Description of the task: The data must be returned in full, with no character altered.

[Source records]

=== Begin Enclosure ===

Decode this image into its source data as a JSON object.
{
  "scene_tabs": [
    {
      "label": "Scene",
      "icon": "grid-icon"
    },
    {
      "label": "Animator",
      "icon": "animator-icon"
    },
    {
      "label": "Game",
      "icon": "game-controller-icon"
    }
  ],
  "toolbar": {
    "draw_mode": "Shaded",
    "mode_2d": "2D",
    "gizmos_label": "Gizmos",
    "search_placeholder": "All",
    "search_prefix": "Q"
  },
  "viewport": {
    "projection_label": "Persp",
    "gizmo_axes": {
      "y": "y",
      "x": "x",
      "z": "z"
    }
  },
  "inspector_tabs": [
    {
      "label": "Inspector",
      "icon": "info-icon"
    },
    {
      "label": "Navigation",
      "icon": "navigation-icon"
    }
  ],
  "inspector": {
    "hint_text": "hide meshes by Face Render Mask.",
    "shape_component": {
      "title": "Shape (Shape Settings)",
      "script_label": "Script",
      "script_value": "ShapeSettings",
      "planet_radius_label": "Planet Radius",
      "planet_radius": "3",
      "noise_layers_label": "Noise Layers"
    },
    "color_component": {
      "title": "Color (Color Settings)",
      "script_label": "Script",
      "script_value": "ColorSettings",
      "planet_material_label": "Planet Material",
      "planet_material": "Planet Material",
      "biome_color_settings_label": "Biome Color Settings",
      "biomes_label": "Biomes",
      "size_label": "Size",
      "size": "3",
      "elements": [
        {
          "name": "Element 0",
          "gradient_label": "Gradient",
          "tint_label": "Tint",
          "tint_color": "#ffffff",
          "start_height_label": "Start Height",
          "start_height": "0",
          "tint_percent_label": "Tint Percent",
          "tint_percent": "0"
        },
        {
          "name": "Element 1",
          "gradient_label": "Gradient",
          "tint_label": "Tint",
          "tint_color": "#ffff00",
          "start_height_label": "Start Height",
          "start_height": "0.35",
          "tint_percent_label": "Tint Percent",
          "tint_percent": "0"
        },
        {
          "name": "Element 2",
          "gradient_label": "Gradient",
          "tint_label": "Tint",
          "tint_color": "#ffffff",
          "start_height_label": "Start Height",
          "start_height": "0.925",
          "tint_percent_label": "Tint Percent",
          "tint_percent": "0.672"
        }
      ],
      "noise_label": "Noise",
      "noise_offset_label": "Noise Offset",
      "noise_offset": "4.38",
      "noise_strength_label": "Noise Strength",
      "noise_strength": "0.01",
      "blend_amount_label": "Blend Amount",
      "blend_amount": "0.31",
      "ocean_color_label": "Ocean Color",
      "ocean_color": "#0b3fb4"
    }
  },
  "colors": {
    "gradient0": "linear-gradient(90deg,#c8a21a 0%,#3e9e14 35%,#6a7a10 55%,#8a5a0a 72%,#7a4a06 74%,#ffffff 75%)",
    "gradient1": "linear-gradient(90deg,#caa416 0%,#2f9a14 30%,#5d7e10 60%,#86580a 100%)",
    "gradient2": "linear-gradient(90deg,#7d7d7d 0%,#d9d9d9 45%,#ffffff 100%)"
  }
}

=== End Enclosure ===

Answer space:
Decode this image into its source data as a JSON object.
{
  "scene_tabs": [
    {
      "label": "Scene",
      "icon": "grid-icon"
    },
    {
      "label": "Animator",
      "icon": "animator-icon"
    },
    {
      "label": "Game",
      "icon": "game-controller-icon"
    }
  ],
  "toolbar": {
    "draw_mode": "Shaded",
    "mode_2d": "2D",
    "gizmos_label": "Gizmos",
    "search_placeholder": "All",
    "search_prefix": "Q"
  },
  "viewport": {
    "projection_label": "Persp",
    "gizmo_axes": {
      "y": "y",
      "x": "x",
      "z": "z"
    }
  },
  "inspector_tabs": [
    {
      "label": "Inspector",
      "icon": "info-icon"
    },
    {
      "label": "Navigation",
      "icon": "navigation-icon"
    }
  ],
  "inspector": {
    "hint_text": "hide meshes by Face Render Mask.",
    "shape_component": {
      "title": "Shape (Shape Settings)",
      "script_label": "Script",
      "script_value": "ShapeSettings",
      "planet_radius_label": "Planet Radius",
      "planet_radius": "3",
      "noise_layers_label": "Noise Layers"
    },
    "color_component": {
      "title": "Color (Color Settings)",
      "script_label": "Script",
      "script_value": "ColorSettings",
      "planet_material_label": "Planet Material",
      "planet_material": "Planet Material",
      "biome_color_settings_label": "Biome Color Settings",
      "biomes_label": "Biomes",
      "size_label": "Size",
      "size": "3",
      "elements": [
        {
          "name": "Element 0",
          "gradient_label": "Gradient",
          "tint_label": "Tint",
          "tint_color": "#ffffff",
          "start_height_label": "Start Height",
          "start_height": "0",
          "tint_percent_label": "Tint Percent",
          "tint_percent": "0"
        },
        {
          "name": "Element 1",
          "gradient_label": "Gradient",
          "tint_label": "Tint",
          "tint_color": "#ffff00",
          "start_height_label": "Start Height",
          "start_height": "0.35",
          "tint_percent_label": "Tint Percent",
          "tint_percent": "0"
        },
        {
          "name": "Element 2",
          "gradient_label": "Gradient",
          "tint_label": "Tint",
          "tint_color": "#ffffff",
          "start_height_label": "Start Height",
          "start_height": "0.925",
          "tint_percent_label": "Tint Percent",
          "tint_percent": "0.672"
        }
      ],
      "noise_label": "Noise",
      "noise_offset_label": "Noise Offset",
      "noise_offset": "4.38",
      "noise_strength_label": "Noise Strength",
      "noise_strength": "0.01",
      "blend_amount_label": "Blend Amount",
      "blend_amount": "0.31",
      "ocean_color_label": "Ocean Color",
      "ocean_color": "#0b3fb4"
    }
  },
  "colors": {
    "gradient0": "linear-gradient(90deg,#c8a21a 0%,#3e9e14 35%,#6a7a10 55%,#8a5a0a 72%,#7a4a06 74%,#ffffff 75%)",
    "gradient1": "linear-gradient(90deg,#caa416 0%,#2f9a14 30%,#5d7e10 60%,#86580a 100%)",
    "gradient2": "linear-gradient(90deg,#7d7d7d 0%,#d9d9d9 45%,#ffffff 100%)"
  }
}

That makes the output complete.